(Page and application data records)
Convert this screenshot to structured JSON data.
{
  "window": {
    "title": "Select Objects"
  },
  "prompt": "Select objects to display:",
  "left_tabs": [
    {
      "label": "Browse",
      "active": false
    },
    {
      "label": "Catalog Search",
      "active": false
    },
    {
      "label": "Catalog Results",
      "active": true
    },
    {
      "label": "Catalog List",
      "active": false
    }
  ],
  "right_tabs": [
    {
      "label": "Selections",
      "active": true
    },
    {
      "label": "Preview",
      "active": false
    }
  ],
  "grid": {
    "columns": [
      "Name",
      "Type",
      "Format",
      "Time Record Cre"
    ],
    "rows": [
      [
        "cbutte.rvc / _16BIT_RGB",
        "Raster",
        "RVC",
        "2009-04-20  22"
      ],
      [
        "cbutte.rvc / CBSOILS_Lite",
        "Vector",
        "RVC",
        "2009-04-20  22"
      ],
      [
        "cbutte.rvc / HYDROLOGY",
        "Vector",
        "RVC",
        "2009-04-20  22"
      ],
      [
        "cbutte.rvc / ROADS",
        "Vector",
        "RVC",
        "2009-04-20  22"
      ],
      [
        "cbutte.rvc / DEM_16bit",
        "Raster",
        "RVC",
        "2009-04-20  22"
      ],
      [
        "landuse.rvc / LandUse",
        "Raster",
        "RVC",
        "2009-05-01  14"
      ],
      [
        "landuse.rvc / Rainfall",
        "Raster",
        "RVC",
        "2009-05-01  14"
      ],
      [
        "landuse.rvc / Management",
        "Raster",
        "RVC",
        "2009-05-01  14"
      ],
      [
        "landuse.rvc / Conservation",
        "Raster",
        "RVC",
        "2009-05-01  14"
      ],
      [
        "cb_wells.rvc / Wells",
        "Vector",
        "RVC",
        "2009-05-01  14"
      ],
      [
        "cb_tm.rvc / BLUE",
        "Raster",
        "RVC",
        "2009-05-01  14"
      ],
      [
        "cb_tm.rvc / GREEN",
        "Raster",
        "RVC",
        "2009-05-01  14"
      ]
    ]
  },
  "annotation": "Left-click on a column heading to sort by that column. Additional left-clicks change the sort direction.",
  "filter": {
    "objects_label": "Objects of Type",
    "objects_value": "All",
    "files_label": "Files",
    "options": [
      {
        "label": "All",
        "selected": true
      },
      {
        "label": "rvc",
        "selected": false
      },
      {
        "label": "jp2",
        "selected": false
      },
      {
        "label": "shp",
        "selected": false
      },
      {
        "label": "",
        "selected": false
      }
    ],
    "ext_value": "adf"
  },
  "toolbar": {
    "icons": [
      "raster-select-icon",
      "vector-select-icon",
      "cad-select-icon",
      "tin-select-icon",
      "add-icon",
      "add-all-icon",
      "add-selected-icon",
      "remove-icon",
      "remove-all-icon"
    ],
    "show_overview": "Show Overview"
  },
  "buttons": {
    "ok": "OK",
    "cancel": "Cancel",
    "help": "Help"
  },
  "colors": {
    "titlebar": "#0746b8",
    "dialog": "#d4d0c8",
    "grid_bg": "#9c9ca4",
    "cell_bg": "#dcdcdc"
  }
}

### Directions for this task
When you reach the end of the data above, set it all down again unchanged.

### Solution
Convert this screenshot to structured JSON data.
{
  "window": {
    "title": "Select Objects"
  },
  "prompt": "Select objects to display:",
  "left_tabs": [
    {
      "label": "Browse",
      "active": false
    },
    {
      "label": "Catalog Search",
      "active": false
    },
    {
      "label": "Catalog Results",
      "active": true
    },
    {
      "label": "Catalog List",
      "active": false
    }
  ],
  "right_tabs": [
    {
      "label": "Selections",
      "active": true
    },
    {
      "label": "Preview",
      "active": false
    }
  ],
  "grid": {
    "columns": [
      "Name",
      "Type",
      "Format",
      "Time Record Cre"
    ],
    "rows": [
      [
        "cbutte.rvc / _16BIT_RGB",
        "Raster",
        "RVC",
        "2009-04-20  22"
      ],
      [
        "cbutte.rvc / CBSOILS_Lite",
        "Vector",
        "RVC",
        "2009-04-20  22"
      ],
      [
        "cbutte.rvc / HYDROLOGY",
        "Vector",
        "RVC",
        "2009-04-20  22"
      ],
      [
        "cbutte.rvc / ROADS",
        "Vector",
        "RVC",
        "2009-04-20  22"
      ],
      [
        "cbutte.rvc / DEM_16bit",
        "Raster",
        "RVC",
        "2009-04-20  22"
      ],
      [
        "landuse.rvc / LandUse",
        "Raster",
        "RVC",
        "2009-05-01  14"
      ],
      [
        "landuse.rvc / Rainfall",
        "Raster",
        "RVC",
        "2009-05-01  14"
      ],
      [
        "landuse.rvc / Management",
        "Raster",
        "RVC",
        "2009-05-01  14"
      ],
      [
        "landuse.rvc / Conservation",
        "Raster",
        "RVC",
        "2009-05-01  14"
      ],
      [
        "cb_wells.rvc / Wells",
        "Vector",
        "RVC",
        "2009-05-01  14"
      ],
      [
        "cb_tm.rvc / BLUE",
        "Raster",
        "RVC",
        "2009-05-01  14"
      ],
      [
        "cb_tm.rvc / GREEN",
        "Raster",
        "RVC",
        "2009-05-01  14"
      ]
    ]
  },
  "annotation": "Left-click on a column heading to sort by that column. Additional left-clicks change the sort direction.",
  "filter": {
    "objects_label": "Objects of Type",
    "objects_value": "All",
    "files_label": "Files",
    "options": [
      {
        "label": "All",
        "selected": true
      },
      {
        "label": "rvc",
        "selected": false
      },
      {
        "label": "jp2",
        "selected": false
      },
      {
        "label": "shp",
        "selected": false
      },
      {
        "label": "",
        "selected": false
      }
    ],
    "ext_value": "adf"
  },
  "toolbar": {
    "icons": [
      "raster-select-icon",
      "vector-select-icon",
      "cad-select-icon",
      "tin-select-icon",
      "add-icon",
      "add-all-icon",
      "add-selected-icon",
      "remove-icon",
      "remove-all-icon"
    ],
    "show_overview": "Show Overview"
  },
  "buttons": {
    "ok": "OK",
    "cancel": "Cancel",
    "help": "Help"
  },
  "colors": {
    "titlebar": "#0746b8",
    "dialog": "#d4d0c8",
    "grid_bg": "#9c9ca4",
    "cell_bg": "#dcdcdc"
  }
}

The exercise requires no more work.